Data provided:
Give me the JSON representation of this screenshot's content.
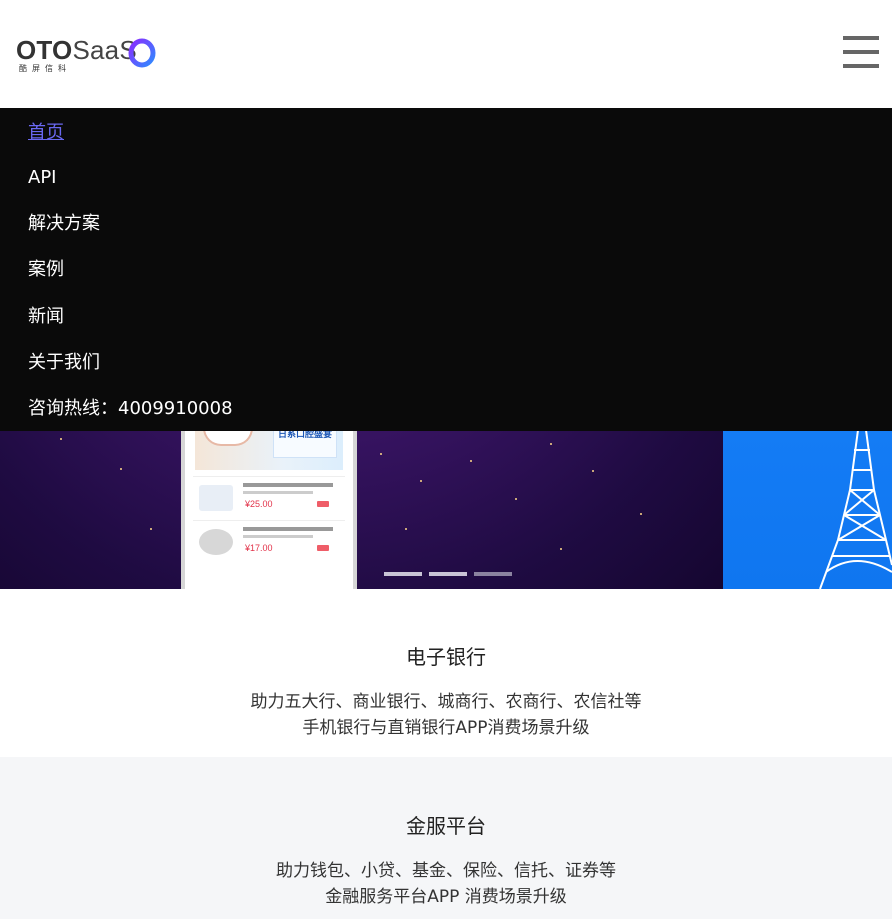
{
  "header": {
    "logo": {
      "text_bold": "OTO",
      "text_light": "SaaS",
      "subtitle": "酷屏信科"
    },
    "menu_icon": "hamburger-icon"
  },
  "menu": {
    "items": [
      {
        "label": "首页",
        "active": true
      },
      {
        "label": "API",
        "active": false
      },
      {
        "label": "解决方案",
        "active": false
      },
      {
        "label": "案例",
        "active": false
      },
      {
        "label": "新闻",
        "active": false
      },
      {
        "label": "关于我们",
        "active": false
      },
      {
        "label": "咨询热线：4009910008",
        "active": false
      }
    ]
  },
  "banner": {
    "phone_box_title": "日系口腔盛宴",
    "products": [
      {
        "price": "¥25.00"
      },
      {
        "price": "¥17.00"
      }
    ],
    "slides_count": 3,
    "active_slide": 1
  },
  "sections": [
    {
      "title": "电子银行",
      "desc_line1": "助力五大行、商业银行、城商行、农商行、农信社等",
      "desc_line2": "手机银行与直销银行APP消费场景升级"
    },
    {
      "title": "金服平台",
      "desc_line1": "助力钱包、小贷、基金、保险、信托、证券等",
      "desc_line2": "金融服务平台APP 消费场景升级"
    }
  ],
  "colors": {
    "menu_bg": "#0a0a0a",
    "menu_active": "#6a68f0",
    "section_alt_bg": "#f5f6f8",
    "logo_ring_start": "#7a3cff",
    "logo_ring_end": "#3b8bff"
  }
}
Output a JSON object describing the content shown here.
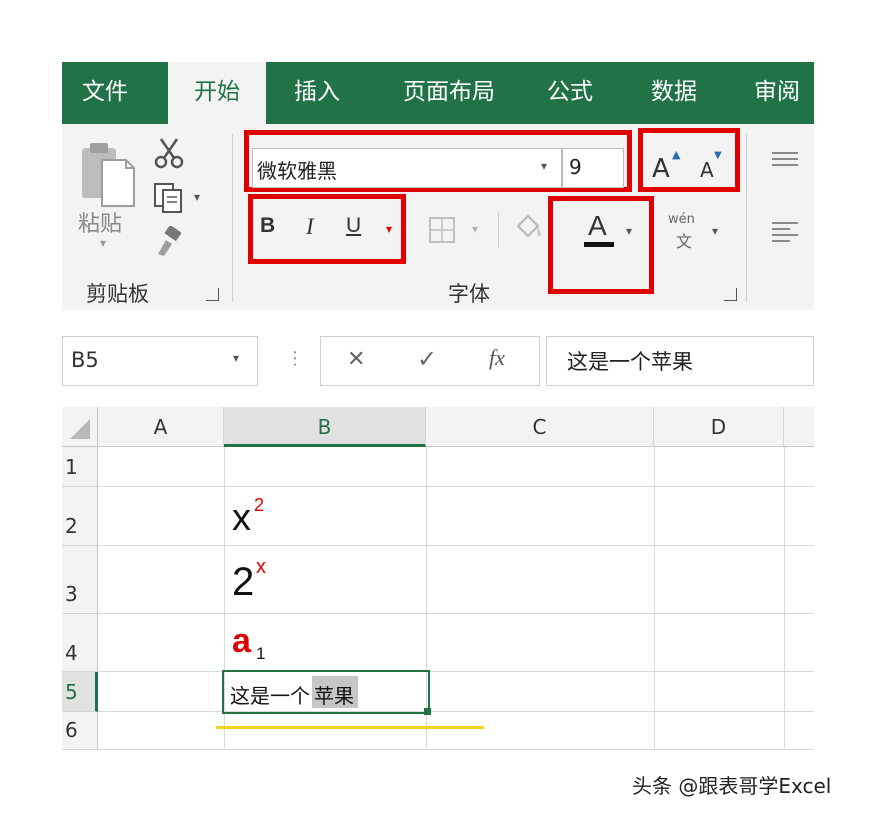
{
  "ribbon": {
    "tabs": [
      "文件",
      "开始",
      "插入",
      "页面布局",
      "公式",
      "数据",
      "审阅"
    ],
    "active_tab": "开始",
    "clipboard": {
      "paste_label": "粘贴",
      "group_label": "剪贴板"
    },
    "font": {
      "font_name": "微软雅黑",
      "font_size": "9",
      "bold": "B",
      "italic": "I",
      "underline": "U",
      "font_color_glyph": "A",
      "wen_top": "wén",
      "wen_bottom": "文",
      "group_label": "字体",
      "grow_glyph": "A",
      "shrink_glyph": "A"
    },
    "highlight_color": "#e00000",
    "accent_color": "#217346"
  },
  "formula_bar": {
    "name_box": "B5",
    "cancel_glyph": "✕",
    "enter_glyph": "✓",
    "fx_glyph": "fx",
    "formula": "这是一个苹果"
  },
  "sheet": {
    "columns": [
      "A",
      "B",
      "C",
      "D"
    ],
    "rows": [
      "1",
      "2",
      "3",
      "4",
      "5",
      "6"
    ],
    "cells": {
      "b2_base": "x",
      "b2_sup": "2",
      "b3_base": "2",
      "b3_sup": "x",
      "b4_base": "a",
      "b4_sub": "1",
      "b5_pre": "这是一个",
      "b5_sel": "苹果"
    },
    "selected_cell": "B5"
  },
  "watermark": "头条 @跟表哥学Excel"
}
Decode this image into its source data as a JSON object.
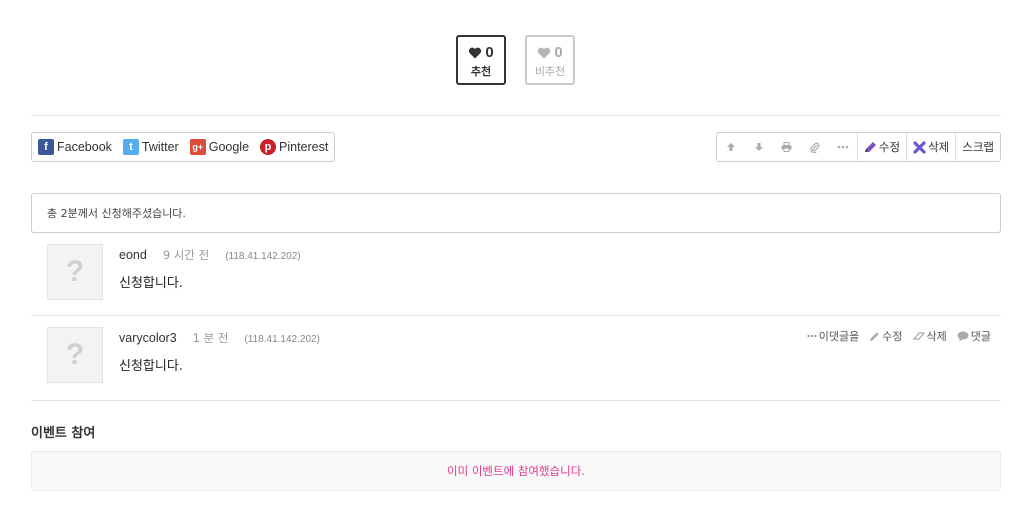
{
  "vote": {
    "recommend": {
      "count": "0",
      "label": "추천"
    },
    "not_recommend": {
      "count": "0",
      "label": "비추천"
    }
  },
  "share": [
    {
      "icon": "facebook-icon",
      "glyph": "f",
      "label": "Facebook"
    },
    {
      "icon": "twitter-icon",
      "glyph": "t",
      "label": "Twitter"
    },
    {
      "icon": "google-plus-icon",
      "glyph": "g+",
      "label": "Google"
    },
    {
      "icon": "pinterest-icon",
      "glyph": "p",
      "label": "Pinterest"
    }
  ],
  "toolbar": {
    "edit_label": "수정",
    "delete_label": "삭제",
    "scrap_label": "스크랩"
  },
  "notice": {
    "text": "총 2분께서 신청해주셨습니다."
  },
  "comments": [
    {
      "author": "eond",
      "time": "9 시간 전",
      "ip": "(118.41.142.202)",
      "text": "신청합니다.",
      "avatar": "?"
    },
    {
      "author": "varycolor3",
      "time": "1 분 전",
      "ip": "(118.41.142.202)",
      "text": "신청합니다.",
      "avatar": "?",
      "actions": {
        "reply_to": "이댓글을",
        "edit": "수정",
        "delete": "삭제",
        "reply": "댓글"
      }
    }
  ],
  "event": {
    "title": "이벤트 참여",
    "message": "이미 이벤트에 참여했습니다."
  },
  "colors": {
    "event_message": "#e4398d",
    "facebook": "#3b5998",
    "twitter": "#55acee",
    "google": "#dd4b39",
    "pinterest": "#cb2027"
  }
}
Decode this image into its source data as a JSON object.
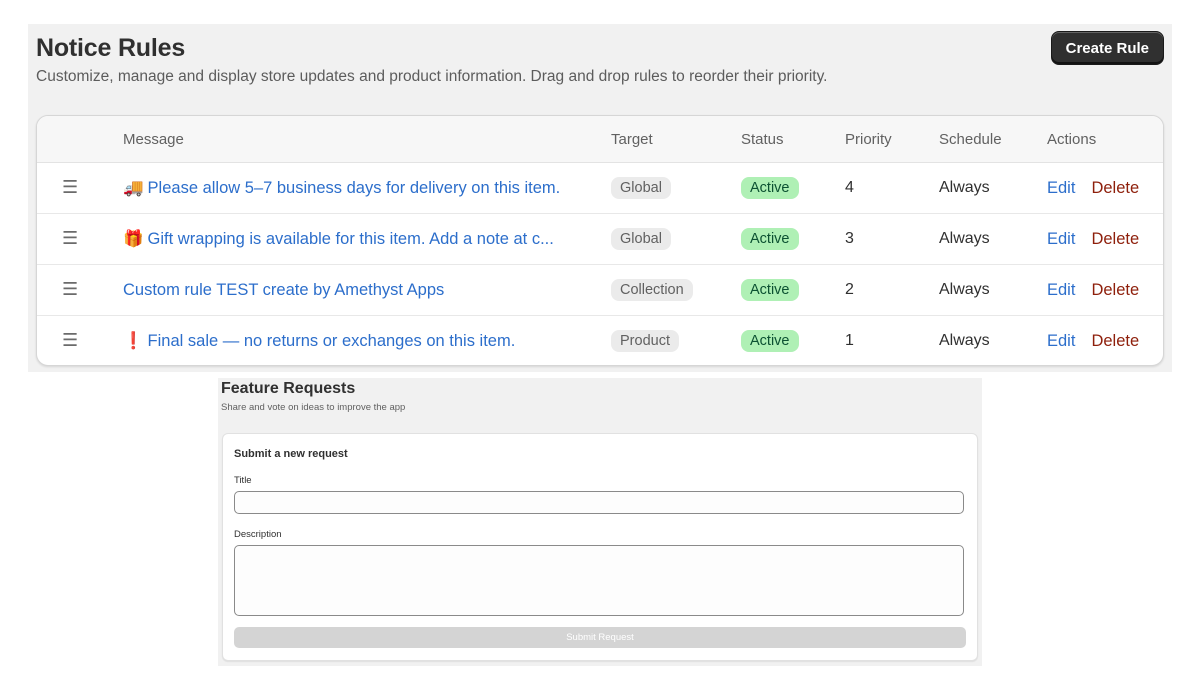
{
  "notice_rules": {
    "title": "Notice Rules",
    "subtitle": "Customize, manage and display store updates and product information. Drag and drop rules to reorder their priority.",
    "create_button_label": "Create Rule",
    "columns": {
      "message": "Message",
      "target": "Target",
      "status": "Status",
      "priority": "Priority",
      "schedule": "Schedule",
      "actions": "Actions"
    },
    "rows": [
      {
        "emoji": "🚚",
        "message": "Please allow 5–7 business days for delivery on this item.",
        "target": "Global",
        "status": "Active",
        "priority": "4",
        "schedule": "Always",
        "edit_label": "Edit",
        "delete_label": "Delete"
      },
      {
        "emoji": "🎁",
        "message": "Gift wrapping is available for this item. Add a note at c...",
        "target": "Global",
        "status": "Active",
        "priority": "3",
        "schedule": "Always",
        "edit_label": "Edit",
        "delete_label": "Delete"
      },
      {
        "emoji": "",
        "message": "Custom rule TEST create by Amethyst Apps",
        "target": "Collection",
        "status": "Active",
        "priority": "2",
        "schedule": "Always",
        "edit_label": "Edit",
        "delete_label": "Delete"
      },
      {
        "emoji": "❗",
        "message": "Final sale — no returns or exchanges on this item.",
        "target": "Product",
        "status": "Active",
        "priority": "1",
        "schedule": "Always",
        "edit_label": "Edit",
        "delete_label": "Delete"
      }
    ],
    "icons": {
      "drag_handle": "drag-handle-icon"
    }
  },
  "feature_requests": {
    "title": "Feature Requests",
    "subtitle": "Share and vote on ideas to improve the app",
    "form": {
      "heading": "Submit a new request",
      "title_label": "Title",
      "title_value": "",
      "description_label": "Description",
      "description_value": "",
      "submit_label": "Submit Request"
    }
  },
  "colors": {
    "link_blue": "#2c6ecb",
    "delete_red": "#8e1f0b",
    "active_badge_bg": "#aff0b5",
    "active_badge_text": "#0c5132",
    "primary_button_bg": "#303030",
    "panel_bg": "#f1f1f1"
  }
}
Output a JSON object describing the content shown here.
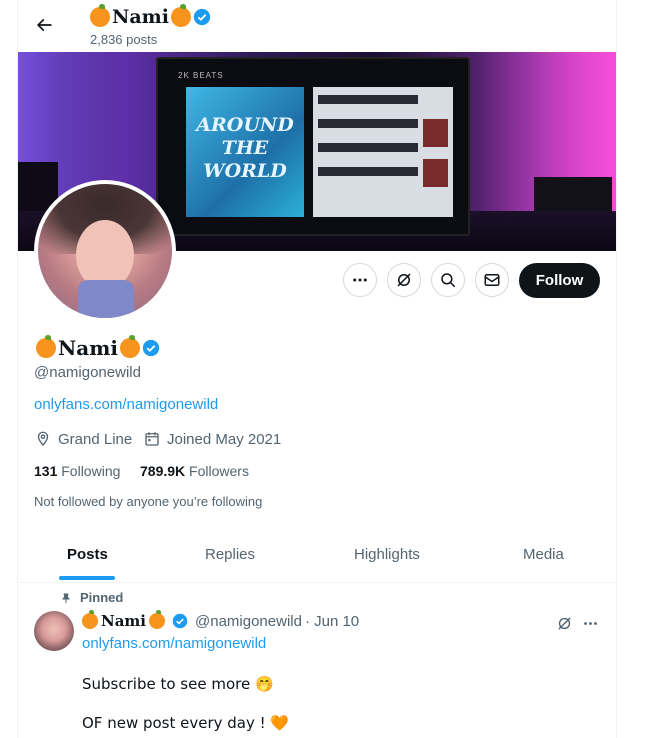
{
  "header": {
    "back_label": "←",
    "name": "Nami",
    "post_count": "2,836 posts"
  },
  "banner": {
    "monitor_top_text": "2K BEATS",
    "art_text": "AROUND THE WORLD"
  },
  "actions": {
    "more_label": "···",
    "follow_label": "Follow"
  },
  "profile": {
    "name": "Nami",
    "handle": "@namigonewild",
    "link": "onlyfans.com/namigonewild",
    "location": "Grand Line",
    "joined": "Joined May 2021",
    "following_count": "131",
    "following_label": "Following",
    "followers_count": "789.9K",
    "followers_label": "Followers",
    "not_followed": "Not followed by anyone you’re following"
  },
  "tabs": [
    {
      "label": "Posts"
    },
    {
      "label": "Replies"
    },
    {
      "label": "Highlights"
    },
    {
      "label": "Media"
    }
  ],
  "post": {
    "pinned_label": "Pinned",
    "author_name": "Nami",
    "author_handle": "@namigonewild",
    "date": "· Jun 10",
    "link": "onlyfans.com/namigonewild",
    "line1": "Subscribe to see more 🤭",
    "line2": "OF new post every day ! 🧡"
  },
  "colors": {
    "accent": "#1d9bf0",
    "text_primary": "#0f1419",
    "text_secondary": "#536471",
    "follow_bg": "#0f1419"
  }
}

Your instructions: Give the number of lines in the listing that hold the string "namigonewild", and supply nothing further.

Task answer: 4